In a YouTube video, Kyndyl’s mom, Donnetha Campbell, pleads with other parents to have uncomfortable conversations to warn their kids about the dangers of drug use.
“Because what you think they know, they may not really know,” Campbell said.
Never assume it can’t happen in your family, she added.
“In my mind I thought, ‘My son. He’s not one of those kids,’ ” Campbell said. “He’s not gonna do this. He knows better. He knows what’s out there, so I never had that conversation with him.”
The problem is not limited to large cities. In Venus, a tiny town south of Dallas, counterfeit prescription drugs made with fentanyl were blamed for the March 2021 deaths of two teenage males. A third teen was admitted to a hospital in serious condition for a fentanyl overdose but later recovered. Venus has a population of just 3,700.
Another publicly documented case was the death of Luke Wright, a straight-A 16-year-old athlete at Aledo High School. He died of a fentanyl overdose in February 2020 after taking a counterfeit Percocet pill that he bought for $5, according to published reports. Following the tragedy, his family started a foundation, Lives for Luke, which gives away the nasal spray Narcan, an opioid blocker that is used to offset an overdose.
Families said they want to prevent others from living through the same devastation of losing a loved one to fentanyl.
How is fentanyl moving into Tarrant County and other parts of North Texas?
The supply comes into the United States through Mexico, Chavez said. A substantial amount is also coming in from China, but that tends to be more through online purchases in smaller amounts, he said.
Mexican and Chinese criminal organizations are even working together in selling the illegal drugs, he added.
Traffickers in China are supplying Mexican criminal organizations with raw fentanyl powder, Chavez said, and the Mexican trafficking organizations are then making them into tablets and pushing them into the United States for distribution throughout the country.
Unfortunately for people struggling with addiction, selling fentanyl is a lucrative business for drug traffickers. They can purchase a kilogram of fentanyl from China for several thousand dollars and turn it into a profit of $1 million to $1.5 million, Chavez said.
The pills are made in laboratories in clandestine warehouses deep in south-central Mexico and can even be manufactured in a drug trafficker’s bedroom, Chavez said.
North Texas’ problem reflects the broader national problem of overdose deaths caused by opioids.
More than 81,000 drug overdose deaths occurred in the United States across a 12-month period ending in May 2020, according to data from the Centers for Disease Control and Prevention (CDC).
The figure marked the highest number of overdose deaths “ever recorded in a 12-month period,” according to the agency. Synthetic opioids and illicitly produced fentanyl are the primary culprits, according to the CDC.
Although fentanyl is taking a toll on communities everywhere, there are steps you can take to thwart the harm the drug is causing. Two of the most important things are having candid discussions about drug use and keeping lines of communication open with family members and friends, panelists said.

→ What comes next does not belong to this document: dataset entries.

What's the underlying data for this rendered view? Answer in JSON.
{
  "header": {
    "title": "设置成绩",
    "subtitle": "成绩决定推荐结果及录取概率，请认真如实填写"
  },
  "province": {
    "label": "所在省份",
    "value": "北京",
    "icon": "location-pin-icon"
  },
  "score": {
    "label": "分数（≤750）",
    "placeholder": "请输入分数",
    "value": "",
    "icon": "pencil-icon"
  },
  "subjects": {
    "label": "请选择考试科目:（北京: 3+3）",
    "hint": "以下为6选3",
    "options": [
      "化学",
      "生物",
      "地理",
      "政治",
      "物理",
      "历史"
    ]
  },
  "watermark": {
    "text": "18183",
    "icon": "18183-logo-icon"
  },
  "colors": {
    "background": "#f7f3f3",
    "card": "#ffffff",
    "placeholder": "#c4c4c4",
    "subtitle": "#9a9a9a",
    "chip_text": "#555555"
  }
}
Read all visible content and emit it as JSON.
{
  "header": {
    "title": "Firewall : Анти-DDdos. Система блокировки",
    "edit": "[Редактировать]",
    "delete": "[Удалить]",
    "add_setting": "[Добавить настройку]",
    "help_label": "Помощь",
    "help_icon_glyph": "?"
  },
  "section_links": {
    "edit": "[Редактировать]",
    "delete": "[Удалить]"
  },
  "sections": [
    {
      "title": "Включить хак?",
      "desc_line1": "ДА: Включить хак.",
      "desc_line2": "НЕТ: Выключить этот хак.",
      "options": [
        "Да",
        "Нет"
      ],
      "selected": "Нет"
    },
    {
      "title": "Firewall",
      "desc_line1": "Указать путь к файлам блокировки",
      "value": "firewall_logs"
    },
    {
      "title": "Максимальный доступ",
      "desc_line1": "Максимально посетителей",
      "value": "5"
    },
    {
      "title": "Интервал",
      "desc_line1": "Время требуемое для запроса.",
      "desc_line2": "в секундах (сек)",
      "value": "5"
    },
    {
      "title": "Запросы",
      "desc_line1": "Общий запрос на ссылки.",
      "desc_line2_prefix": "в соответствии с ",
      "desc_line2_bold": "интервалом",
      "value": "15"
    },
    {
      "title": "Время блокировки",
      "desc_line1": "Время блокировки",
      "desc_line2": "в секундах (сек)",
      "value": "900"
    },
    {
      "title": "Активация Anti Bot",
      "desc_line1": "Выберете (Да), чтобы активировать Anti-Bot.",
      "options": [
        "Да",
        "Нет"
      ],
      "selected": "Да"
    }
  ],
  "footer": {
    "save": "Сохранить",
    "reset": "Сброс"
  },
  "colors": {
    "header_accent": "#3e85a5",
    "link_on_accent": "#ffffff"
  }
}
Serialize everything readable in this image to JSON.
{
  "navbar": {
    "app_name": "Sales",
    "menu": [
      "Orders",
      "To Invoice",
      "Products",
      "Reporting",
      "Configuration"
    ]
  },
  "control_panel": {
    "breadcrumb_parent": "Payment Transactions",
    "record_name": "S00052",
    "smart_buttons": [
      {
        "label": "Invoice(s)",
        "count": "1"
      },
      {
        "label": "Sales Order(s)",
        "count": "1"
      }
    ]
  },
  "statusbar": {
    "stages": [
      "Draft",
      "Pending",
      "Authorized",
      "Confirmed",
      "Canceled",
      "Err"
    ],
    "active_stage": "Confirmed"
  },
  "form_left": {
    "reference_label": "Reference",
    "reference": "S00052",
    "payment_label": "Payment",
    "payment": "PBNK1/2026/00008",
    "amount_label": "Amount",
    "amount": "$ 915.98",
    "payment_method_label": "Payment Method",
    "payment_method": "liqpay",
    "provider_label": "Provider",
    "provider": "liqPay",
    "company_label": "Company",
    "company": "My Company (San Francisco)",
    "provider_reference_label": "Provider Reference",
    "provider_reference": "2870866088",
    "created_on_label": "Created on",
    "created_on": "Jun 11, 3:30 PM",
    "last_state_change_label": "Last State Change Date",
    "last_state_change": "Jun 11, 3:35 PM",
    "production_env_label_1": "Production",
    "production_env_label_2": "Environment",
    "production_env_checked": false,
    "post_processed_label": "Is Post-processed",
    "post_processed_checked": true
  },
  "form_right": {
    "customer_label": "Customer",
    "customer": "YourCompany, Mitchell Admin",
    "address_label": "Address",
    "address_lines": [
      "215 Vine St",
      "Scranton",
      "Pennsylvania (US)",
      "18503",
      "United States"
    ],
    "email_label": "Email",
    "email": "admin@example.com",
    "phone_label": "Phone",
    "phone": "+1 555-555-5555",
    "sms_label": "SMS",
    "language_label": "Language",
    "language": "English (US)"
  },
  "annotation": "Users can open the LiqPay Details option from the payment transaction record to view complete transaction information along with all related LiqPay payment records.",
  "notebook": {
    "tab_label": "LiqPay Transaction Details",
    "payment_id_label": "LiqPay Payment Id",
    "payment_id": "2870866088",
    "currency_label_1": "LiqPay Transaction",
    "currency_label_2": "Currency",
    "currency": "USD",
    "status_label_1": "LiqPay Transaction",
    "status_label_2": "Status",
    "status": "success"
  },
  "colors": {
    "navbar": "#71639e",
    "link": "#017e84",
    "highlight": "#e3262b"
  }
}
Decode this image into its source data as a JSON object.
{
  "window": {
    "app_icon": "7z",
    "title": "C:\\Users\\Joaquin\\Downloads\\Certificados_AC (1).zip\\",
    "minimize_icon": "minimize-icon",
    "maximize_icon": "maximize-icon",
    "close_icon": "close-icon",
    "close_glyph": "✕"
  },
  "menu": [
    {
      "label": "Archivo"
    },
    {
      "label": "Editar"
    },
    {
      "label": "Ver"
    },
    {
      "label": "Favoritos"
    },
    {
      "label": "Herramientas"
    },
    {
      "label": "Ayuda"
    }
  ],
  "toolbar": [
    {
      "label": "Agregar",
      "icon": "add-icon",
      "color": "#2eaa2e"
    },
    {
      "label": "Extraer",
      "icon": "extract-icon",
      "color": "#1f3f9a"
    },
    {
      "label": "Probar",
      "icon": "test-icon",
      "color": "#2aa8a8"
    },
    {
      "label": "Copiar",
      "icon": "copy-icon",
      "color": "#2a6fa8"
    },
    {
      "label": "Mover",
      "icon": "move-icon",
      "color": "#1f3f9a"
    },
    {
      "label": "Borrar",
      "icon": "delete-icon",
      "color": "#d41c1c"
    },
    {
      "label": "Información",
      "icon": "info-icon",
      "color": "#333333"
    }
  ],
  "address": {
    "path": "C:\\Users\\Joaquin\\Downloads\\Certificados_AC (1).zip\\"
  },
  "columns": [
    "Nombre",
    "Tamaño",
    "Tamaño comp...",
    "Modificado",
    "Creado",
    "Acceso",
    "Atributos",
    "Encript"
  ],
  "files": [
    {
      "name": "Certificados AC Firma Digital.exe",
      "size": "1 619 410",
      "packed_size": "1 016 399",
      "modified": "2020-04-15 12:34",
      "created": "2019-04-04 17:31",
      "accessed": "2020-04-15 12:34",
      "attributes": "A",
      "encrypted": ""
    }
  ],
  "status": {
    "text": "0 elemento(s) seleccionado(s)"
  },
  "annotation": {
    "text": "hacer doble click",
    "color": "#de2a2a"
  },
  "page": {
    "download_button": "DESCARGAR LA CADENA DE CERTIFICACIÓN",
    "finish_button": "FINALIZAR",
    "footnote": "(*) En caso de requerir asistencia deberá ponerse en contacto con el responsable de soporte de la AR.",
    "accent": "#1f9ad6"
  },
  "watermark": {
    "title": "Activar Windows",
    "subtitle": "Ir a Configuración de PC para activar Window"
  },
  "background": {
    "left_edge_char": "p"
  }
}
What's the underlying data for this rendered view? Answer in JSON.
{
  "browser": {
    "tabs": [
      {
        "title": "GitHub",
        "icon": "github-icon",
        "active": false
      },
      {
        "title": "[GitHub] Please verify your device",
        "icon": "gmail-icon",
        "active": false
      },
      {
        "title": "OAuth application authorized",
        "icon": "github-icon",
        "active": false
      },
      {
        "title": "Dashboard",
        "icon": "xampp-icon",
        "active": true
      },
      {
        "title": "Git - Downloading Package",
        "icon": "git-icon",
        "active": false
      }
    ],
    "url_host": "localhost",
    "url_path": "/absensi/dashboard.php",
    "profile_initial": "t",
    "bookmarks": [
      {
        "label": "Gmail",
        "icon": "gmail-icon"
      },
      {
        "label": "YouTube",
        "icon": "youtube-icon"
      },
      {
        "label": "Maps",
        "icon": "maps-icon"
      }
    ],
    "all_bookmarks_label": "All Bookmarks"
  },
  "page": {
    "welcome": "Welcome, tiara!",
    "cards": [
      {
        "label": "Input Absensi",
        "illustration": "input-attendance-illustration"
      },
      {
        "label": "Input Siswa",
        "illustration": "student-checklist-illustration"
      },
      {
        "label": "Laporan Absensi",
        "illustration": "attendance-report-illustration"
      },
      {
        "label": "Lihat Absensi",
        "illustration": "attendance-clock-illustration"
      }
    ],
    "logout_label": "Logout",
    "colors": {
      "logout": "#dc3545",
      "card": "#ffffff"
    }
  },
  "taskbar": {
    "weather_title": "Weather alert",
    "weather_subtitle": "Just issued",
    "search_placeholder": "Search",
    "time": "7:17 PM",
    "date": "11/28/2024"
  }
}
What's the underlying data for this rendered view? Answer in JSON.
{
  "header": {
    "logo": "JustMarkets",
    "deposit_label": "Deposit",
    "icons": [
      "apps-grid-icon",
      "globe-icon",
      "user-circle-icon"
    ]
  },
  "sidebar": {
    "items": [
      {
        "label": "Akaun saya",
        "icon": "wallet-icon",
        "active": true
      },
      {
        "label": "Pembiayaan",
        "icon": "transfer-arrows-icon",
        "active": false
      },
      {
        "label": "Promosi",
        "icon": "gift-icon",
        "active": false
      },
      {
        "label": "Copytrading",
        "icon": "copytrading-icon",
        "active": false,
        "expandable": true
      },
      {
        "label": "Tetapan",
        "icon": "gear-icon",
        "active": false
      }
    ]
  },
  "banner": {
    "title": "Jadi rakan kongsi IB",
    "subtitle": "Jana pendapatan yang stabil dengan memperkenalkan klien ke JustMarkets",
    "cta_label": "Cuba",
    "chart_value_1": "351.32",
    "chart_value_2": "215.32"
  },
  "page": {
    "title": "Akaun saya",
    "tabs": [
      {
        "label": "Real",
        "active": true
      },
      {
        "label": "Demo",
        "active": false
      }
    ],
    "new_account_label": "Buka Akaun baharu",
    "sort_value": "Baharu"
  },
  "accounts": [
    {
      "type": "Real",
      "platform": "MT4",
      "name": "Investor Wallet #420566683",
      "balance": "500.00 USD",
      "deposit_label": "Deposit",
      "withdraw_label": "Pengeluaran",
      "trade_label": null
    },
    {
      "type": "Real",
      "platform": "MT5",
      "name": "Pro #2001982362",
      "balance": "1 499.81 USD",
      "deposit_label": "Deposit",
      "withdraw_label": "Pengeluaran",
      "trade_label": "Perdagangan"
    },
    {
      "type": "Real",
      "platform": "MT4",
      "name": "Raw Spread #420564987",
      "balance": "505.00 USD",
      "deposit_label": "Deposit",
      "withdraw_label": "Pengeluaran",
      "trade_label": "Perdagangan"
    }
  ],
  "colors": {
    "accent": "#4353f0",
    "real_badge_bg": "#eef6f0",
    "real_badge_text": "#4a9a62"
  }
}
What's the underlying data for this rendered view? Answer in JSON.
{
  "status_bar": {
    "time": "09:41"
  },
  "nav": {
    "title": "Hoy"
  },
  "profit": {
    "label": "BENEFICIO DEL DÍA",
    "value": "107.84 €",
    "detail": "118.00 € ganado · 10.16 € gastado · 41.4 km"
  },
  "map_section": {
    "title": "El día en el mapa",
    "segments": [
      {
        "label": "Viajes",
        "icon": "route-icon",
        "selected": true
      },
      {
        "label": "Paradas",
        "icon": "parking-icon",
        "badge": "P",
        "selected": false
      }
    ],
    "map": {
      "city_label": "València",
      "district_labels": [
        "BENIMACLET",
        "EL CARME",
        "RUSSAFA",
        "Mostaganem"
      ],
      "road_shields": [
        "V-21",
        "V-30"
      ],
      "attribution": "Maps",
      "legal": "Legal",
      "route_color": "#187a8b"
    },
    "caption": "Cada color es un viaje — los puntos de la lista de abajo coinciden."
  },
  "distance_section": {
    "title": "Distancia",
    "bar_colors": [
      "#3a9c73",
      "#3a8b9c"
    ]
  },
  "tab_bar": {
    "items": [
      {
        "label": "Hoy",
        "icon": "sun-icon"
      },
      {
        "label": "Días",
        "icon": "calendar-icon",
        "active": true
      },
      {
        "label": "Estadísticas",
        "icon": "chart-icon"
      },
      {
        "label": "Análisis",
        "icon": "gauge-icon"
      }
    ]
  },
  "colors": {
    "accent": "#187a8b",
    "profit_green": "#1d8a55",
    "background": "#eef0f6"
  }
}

Emergency assistance must also be obtained for anyone who appears to be having a drug overdose.
The DEA’s primary mission is not to arrest drug users but to go after criminal drug trafficking rings, Chavez said.
One of the concerns callers sometimes have is whether the police also respond to overdose calls, Stone said. Police do respond, but the focus is on getting the overdose victim the proper medical care.
A person who is overdosing needs to go to the hospital, Stone said. Even if symptoms seem to improve, an overdose victim can quickly fall into serious condition.